A lot has happened with the chicks since last week’s A Chick Update (Part 7) report. Of course, they continue to grow. They’re also arguing a bit more, but that’s the way of siblings everywhere. Sometimes the arguments are quite funny though. One chick tried to get what it thought was a worm or another goodie from another chick, only to discover the goodie was just a piece of straw. She then blamed the other chick for misleading her (or that seems to have been the point of the second peck). I sometimes watch them for a while just to see what they’ll do next. It’s difficult, at times, to figure out what they’re doing. Of course, I’m sure they think the same thing of me.

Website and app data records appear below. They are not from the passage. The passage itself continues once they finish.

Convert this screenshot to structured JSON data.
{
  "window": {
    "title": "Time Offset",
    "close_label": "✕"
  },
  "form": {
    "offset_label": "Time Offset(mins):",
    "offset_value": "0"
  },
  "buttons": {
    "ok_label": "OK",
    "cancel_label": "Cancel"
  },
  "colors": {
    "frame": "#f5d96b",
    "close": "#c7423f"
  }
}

This week was the first week the chicks were able to go out of the coop and into the run. Things went pretty much as I thought they would. At first the chicks hid in the corner furthest away from the door leading to the run, but they warmed up to the idea of being outside quite quickly. It wasn’t very long and they were outside running about, sometimes chasing each other from one end of the run to the other. Mostly they tried to emulate the hens though and pecked at the dirt appreciatively.
What I didn’t realize is that the chicks soon discovered one of the hen tunnels. Yes, I thought I was pretty smart filling in all those tunnels and waiting until it had rained a few times to ensure that the dirt would be packed down, but the chicks had an entirely different idea. It wasn’t long before they opened the tunnel enough to get out from the run. The hens were too large to fit, so they squawked as the chicks enjoyed their freedom. Only, the freedom wasn’t quite so welcome after a while and the chicks started to scream quite loudly. It seems they couldn’t figure out how to get back into the run.

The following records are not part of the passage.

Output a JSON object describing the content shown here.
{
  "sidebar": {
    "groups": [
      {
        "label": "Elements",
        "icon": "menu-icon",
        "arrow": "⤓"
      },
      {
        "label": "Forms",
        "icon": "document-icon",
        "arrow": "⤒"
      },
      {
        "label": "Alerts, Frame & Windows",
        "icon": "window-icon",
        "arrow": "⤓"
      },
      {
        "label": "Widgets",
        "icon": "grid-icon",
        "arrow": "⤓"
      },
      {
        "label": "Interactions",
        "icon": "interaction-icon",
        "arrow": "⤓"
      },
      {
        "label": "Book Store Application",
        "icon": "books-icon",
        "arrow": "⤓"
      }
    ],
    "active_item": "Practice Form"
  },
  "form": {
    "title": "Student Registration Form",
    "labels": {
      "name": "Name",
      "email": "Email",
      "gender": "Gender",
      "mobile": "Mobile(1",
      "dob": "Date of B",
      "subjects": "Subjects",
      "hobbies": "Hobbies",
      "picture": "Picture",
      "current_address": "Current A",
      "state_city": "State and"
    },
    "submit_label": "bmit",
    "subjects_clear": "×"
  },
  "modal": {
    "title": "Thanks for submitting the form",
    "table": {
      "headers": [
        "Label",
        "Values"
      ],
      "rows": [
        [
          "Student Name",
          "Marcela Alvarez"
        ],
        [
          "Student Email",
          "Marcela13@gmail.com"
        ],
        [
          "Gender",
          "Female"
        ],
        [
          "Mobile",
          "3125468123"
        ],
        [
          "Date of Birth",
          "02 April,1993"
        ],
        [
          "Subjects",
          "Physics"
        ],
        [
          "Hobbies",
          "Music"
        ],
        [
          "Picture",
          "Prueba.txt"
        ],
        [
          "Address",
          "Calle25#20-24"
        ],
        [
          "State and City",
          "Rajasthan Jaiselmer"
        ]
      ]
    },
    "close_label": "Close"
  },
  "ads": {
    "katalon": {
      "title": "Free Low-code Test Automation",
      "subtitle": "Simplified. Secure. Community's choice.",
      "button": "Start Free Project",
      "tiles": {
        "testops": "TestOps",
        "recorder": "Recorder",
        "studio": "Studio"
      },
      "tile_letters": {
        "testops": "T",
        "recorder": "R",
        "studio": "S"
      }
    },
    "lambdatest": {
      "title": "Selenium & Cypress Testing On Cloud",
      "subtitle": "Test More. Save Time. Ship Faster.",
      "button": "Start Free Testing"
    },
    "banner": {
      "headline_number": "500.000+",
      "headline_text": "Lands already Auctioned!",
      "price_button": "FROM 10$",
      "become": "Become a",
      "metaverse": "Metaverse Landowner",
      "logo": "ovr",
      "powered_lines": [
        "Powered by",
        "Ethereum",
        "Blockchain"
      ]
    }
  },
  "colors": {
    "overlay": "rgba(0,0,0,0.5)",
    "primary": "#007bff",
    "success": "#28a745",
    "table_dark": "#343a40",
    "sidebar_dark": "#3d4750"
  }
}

Upon hearing all the turmoil, I decide to check things out. What I saw were the six hens, who should have been able to fly out of the run and enjoy a walk wherever they wanted, stuck inside the run because they had become too fat to fly that high. Outside the run were the chicks, running about madly, trying to find a way back into the run. Yes, it was the old story of the grass being greener on the other side of the fence with me stuck trying to figure out a workable solution.

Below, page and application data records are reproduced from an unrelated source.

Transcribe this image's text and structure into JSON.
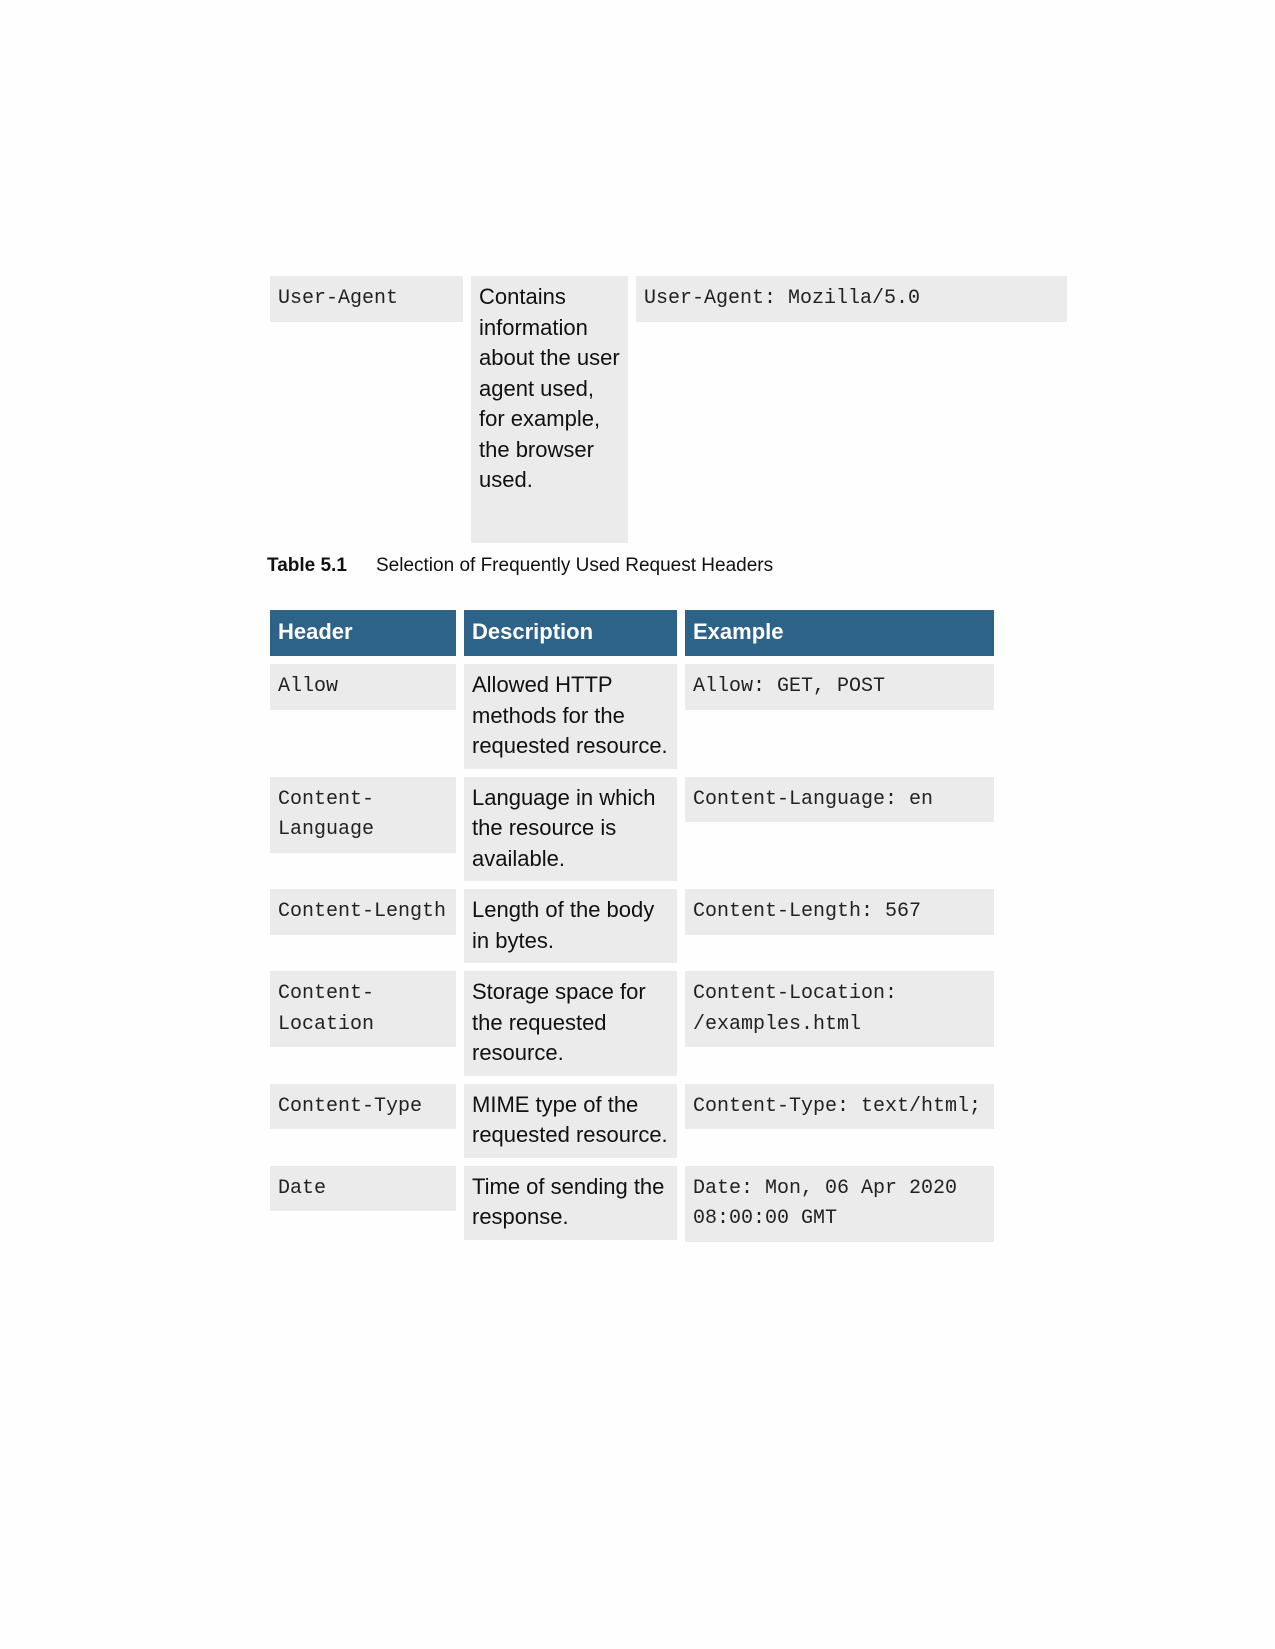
{
  "continuation_row": {
    "header": "User-Agent",
    "description": "Contains information about the user agent used, for example, the browser used.",
    "example": "User-Agent: Mozilla/5.0"
  },
  "caption": {
    "label": "Table 5.1",
    "text": "Selection of Frequently Used Request Headers"
  },
  "table": {
    "columns": [
      "Header",
      "Description",
      "Example"
    ],
    "rows": [
      {
        "header": "Allow",
        "description": "Allowed HTTP methods for the requested resource.",
        "example": "Allow: GET, POST"
      },
      {
        "header": "Content-Language",
        "description": "Language in which the resource is available.",
        "example": "Content-Language: en"
      },
      {
        "header": "Content-Length",
        "description": "Length of the body in bytes.",
        "example": "Content-Length: 567"
      },
      {
        "header": "Content-Location",
        "description": "Storage space for the requested resource.",
        "example": "Content-Location: /examples.html"
      },
      {
        "header": "Content-Type",
        "description": "MIME type of the requested resource.",
        "example": "Content-Type: text/html;"
      },
      {
        "header": "Date",
        "description": "Time of sending the response.",
        "example": "Date: Mon, 06 Apr 2020 08:00:00 GMT"
      }
    ]
  }
}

I waited for the chicks to calm down. I knew that if I approached them at the time I discovered the breakout, they’d simply run in some other direction. Three of the chicks just let me pick them up when I carefully approached them. Not surprisingly, it was the Buff Orpingtons who made the gesture. I carefully opened the coop door and called to the remaining chicks. Two of the Americaunas just walked inside, looking quite pleased with themselves. This left three chicks outside.
At this point, I broke out the fishing net. I hope my neighbors weren’t watching (and if they were, they got a really good laugh). Imagine a guy running around chasing chicks in the high grass and woods with fishing net in hand trying to catch the chicks underneath. The ground is completely uneven, there are hidden holes, and the chicks have a tendency to disappear under leaves at the worst possible moment. It took fully an hour to catch the two Barred Plymouth Rocks (a most obstinate bird) and the remaining Americauna.
The next morning I spent additional time making sure the tunnel was quite sealed. This time the chicks stayed inside the run. I’ve been out there first thing every morning since looking for additional avenues of escape because the chicks certainly are trying hard to find one. Let me know your thoughts about all things chicken at John@JohnMuellerBooks.com.